Trainer Steve White to Explain Practical Ways to Improve Your Dog's Behavior

October 26, 2010

The Behavior Medicine Club invites students, faculty and other interested members of the public to hear the presentation, "Alpha Schmalpha—The Simple, Force-free Way to Be your Dog’s Leader," Thursday, November 18. The event takes place at 6:30 p.m. in Room 1020, Gladys Valley Hall, UC Davis School of Veterinary Medicine.

The speaker is former police officer and dog trainer Steve White. He will offer an information-packed look at why your dog does what he does and how you can become the kind of leader your dog wants to follow. The talk will cover:

  • How to harness the three principles that govern our relationships with dogs
  • Eight ways to improve your dog’s behavior
  • How to build a relationship by building behavior
  • How to be certain you reinforce the behaviors you want

Tickets are available for the general public at:

Cost for pre-sale tickets (prior to 11/11/2010) is $15, while tickets purchased after November 11 will be $20. Tickets for students can be purchased by writing a check to “SCAVSAB” and putting that check in Denise Adams’ mailbox in the 2012 homeroom (Valley room 2045). Pre-sale tickets for students are $8 if purchased prior to November 11 and $12 if purchased after November 11. Seating is limited; reserve your place now. Light refreshments will be provided.

About the speaker

More than half of Steve White's 31-year law enforcement career has been spent working with dogs. He was accredited as a master trainer in 1993 by the Washington State Police Canine Association and is also a past executive board member of that body, and past vice president of the Certification Council for Pet Dog Trainers. White was a dog handler and trainer for one of the largest police K-9 units in the state of Washington.

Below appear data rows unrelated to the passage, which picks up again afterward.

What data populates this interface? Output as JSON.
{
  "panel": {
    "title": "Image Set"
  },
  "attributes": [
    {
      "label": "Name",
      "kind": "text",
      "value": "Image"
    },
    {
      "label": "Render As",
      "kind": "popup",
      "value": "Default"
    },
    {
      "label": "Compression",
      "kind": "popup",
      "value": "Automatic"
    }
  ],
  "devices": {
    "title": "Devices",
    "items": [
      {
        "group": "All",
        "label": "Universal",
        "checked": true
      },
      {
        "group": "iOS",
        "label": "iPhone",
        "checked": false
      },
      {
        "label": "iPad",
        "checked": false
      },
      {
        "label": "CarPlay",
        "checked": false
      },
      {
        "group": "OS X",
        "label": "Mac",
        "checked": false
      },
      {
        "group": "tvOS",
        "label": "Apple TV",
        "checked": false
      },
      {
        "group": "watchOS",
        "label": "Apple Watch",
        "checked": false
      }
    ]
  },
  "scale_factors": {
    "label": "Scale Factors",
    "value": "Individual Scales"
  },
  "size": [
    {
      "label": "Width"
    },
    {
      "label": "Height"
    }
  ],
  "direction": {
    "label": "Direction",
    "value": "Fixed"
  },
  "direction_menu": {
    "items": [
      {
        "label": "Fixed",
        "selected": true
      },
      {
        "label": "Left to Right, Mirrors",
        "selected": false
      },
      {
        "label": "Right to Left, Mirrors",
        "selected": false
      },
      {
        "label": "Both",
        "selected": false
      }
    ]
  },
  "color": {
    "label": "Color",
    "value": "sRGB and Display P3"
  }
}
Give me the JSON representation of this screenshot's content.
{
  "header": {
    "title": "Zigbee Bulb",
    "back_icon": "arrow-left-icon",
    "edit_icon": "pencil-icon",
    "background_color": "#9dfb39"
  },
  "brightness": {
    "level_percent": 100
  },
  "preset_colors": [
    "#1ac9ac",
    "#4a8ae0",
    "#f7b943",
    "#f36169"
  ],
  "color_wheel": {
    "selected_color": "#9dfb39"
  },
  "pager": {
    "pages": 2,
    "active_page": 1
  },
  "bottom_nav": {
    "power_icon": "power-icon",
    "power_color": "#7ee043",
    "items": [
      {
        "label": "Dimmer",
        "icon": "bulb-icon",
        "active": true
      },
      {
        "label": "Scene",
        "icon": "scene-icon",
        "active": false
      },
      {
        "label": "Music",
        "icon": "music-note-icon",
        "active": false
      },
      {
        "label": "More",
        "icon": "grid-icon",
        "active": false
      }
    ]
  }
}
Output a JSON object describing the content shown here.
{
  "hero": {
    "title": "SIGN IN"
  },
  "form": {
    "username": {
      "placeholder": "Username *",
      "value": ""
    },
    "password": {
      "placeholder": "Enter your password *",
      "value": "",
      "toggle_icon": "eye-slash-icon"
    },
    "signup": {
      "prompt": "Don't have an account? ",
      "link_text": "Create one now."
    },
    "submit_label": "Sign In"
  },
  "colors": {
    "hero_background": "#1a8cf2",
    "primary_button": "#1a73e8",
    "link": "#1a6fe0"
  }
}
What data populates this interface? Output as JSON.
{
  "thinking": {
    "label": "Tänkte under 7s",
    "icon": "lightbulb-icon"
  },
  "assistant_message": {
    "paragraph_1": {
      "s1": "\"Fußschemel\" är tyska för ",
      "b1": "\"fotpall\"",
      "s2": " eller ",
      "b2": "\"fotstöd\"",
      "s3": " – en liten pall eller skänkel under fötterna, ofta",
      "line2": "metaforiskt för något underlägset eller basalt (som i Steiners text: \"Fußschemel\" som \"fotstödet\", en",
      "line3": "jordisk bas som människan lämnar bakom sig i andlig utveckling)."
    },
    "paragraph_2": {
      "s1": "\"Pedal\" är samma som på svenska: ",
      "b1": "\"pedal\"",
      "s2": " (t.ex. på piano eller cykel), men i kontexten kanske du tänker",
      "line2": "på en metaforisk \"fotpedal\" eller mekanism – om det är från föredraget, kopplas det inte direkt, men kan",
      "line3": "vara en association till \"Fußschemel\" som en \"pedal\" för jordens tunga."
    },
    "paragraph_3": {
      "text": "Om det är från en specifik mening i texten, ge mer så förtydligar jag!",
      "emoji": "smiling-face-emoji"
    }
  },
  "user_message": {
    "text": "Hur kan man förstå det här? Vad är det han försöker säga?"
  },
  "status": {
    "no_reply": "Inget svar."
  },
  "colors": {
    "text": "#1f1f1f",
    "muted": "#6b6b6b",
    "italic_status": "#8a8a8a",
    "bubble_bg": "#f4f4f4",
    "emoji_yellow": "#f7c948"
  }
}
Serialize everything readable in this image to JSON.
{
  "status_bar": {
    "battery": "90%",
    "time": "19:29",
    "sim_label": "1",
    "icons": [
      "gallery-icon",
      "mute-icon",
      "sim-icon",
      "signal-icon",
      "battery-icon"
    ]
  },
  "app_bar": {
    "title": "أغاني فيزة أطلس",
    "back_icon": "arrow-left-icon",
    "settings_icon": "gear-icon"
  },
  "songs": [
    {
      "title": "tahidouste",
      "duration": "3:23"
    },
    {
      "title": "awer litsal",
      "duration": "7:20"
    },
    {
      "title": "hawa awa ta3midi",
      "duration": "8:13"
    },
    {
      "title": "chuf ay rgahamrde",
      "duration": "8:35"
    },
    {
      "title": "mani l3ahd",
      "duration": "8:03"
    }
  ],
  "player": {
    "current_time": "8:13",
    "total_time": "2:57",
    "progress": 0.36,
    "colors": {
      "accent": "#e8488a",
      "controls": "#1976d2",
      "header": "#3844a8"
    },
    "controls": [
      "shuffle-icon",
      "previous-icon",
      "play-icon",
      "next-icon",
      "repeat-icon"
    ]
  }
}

Currently, White specializes in teaching behavior modification, tracking, and scent work through the use of positive reinforcement-based operant conditioning. Through his business, i2iK9, he provides consultation and training to private individuals, industry, K-9 units, and search-and-rescue organizations. White has been recognized as an expert witness by Washington courts in police K-9 and dog behavior matters. He is an instructor for the K-9 Academy for Law Enforcement and has taught at police K-9 seminars in the US, Canada, Mexico, and the UK. His articles have appeared in police K-9 and dog training publications in the US and Canada, and he has taught classes at the international conferences of the Association of Pet Dog Trainers, Canada's CAPPDT, and Mexico's AMAPAC.

The Behavior Medicine Club is a student organization of the School of Veterinary Medicine. Find out more about their activities on the website,